Member
Feb 14, 2014
71
So it's a single dot- a first derivative. That's even easier. Note that $X_1'= \frac{dX_1}{dt}= X_1$ can be written as $\frac{dX_1}{X_1}= dt$ and $X_2'= aX_2$ can be written as $\frac{dX_2}{X_2}= adt$.

To "solve" such a differential equation, to go from the derivative of a function to the function itself, integrate both sides!

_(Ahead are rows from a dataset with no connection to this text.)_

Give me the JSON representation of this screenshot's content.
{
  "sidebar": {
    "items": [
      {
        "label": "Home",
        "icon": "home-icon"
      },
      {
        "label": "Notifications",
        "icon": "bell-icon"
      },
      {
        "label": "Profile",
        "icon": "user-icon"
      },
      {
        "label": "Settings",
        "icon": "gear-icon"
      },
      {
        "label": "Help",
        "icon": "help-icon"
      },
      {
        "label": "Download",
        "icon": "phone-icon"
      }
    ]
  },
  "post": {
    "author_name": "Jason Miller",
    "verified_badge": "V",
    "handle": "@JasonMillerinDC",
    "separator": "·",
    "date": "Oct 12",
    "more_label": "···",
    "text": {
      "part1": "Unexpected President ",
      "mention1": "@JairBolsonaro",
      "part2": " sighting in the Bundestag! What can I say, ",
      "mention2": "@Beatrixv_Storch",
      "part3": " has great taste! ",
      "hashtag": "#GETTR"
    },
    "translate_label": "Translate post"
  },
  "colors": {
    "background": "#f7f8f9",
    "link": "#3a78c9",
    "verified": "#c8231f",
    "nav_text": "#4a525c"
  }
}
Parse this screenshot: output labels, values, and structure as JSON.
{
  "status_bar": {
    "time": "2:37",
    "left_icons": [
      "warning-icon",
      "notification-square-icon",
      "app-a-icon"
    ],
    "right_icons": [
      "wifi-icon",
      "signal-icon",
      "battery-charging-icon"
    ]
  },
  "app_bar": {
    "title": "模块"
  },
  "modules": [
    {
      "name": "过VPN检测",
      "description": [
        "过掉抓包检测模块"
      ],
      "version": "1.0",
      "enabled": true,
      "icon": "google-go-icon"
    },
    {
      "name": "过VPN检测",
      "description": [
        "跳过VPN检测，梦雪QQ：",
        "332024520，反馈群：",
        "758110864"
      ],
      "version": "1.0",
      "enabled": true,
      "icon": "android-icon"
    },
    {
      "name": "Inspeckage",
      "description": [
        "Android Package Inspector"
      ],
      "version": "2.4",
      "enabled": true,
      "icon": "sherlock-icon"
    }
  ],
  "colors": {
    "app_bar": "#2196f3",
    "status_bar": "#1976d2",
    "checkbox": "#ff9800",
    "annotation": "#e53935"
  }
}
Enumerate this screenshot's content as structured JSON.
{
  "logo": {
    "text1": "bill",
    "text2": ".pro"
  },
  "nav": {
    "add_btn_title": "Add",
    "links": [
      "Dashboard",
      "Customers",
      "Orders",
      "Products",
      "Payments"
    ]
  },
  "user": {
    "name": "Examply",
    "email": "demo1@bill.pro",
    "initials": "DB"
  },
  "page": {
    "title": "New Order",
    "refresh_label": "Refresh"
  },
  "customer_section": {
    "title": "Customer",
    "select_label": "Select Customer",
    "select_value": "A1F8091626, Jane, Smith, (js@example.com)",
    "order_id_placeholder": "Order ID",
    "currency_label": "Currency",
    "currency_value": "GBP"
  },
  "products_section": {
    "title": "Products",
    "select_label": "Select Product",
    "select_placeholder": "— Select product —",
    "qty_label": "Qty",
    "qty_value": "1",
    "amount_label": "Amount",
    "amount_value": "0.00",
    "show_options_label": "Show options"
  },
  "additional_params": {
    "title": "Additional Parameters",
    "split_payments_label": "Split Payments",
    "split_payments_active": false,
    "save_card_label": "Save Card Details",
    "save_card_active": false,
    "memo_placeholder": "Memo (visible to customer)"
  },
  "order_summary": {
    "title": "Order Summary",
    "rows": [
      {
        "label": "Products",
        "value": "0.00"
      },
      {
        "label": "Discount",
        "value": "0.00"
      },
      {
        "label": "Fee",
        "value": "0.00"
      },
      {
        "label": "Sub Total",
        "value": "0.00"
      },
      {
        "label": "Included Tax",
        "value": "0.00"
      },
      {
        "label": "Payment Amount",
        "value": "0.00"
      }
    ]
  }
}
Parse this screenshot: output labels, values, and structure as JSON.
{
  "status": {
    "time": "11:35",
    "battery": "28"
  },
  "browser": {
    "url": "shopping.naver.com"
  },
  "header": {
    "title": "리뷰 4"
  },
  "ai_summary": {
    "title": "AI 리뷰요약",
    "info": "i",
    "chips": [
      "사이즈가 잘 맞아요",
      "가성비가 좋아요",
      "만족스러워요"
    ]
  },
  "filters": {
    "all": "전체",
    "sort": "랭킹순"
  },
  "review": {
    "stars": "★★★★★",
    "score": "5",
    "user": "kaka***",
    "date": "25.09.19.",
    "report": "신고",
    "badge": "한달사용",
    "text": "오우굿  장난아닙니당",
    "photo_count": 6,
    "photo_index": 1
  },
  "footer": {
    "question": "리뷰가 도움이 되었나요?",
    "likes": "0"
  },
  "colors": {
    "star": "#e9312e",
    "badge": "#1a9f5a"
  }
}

That's why topsquark asked "what is the derivative of $Ae^{Bt}$?".
Thanks Hallsoflvy :)

My answer is

$X(t)=\begin{equation}
\begin{pmatrix}
X_1\exp(t)\\
X_2\exp(at)
\end{pmatrix}
\end{equation}$

is correct?
 

Country Boy

Well-known member
MHB Math Helper
Jan 30, 2018
344
It's easy to check isn't it? If $X_1(t)= X_1e^t$ then $X_1(x)'= X_1e^r= X_1(x)$.
If $X_2(t)= X_2e^{at}$ then $X_2(x)'= X_2(ae^{at})= aX_2$.

Yes, those satisfy both equations.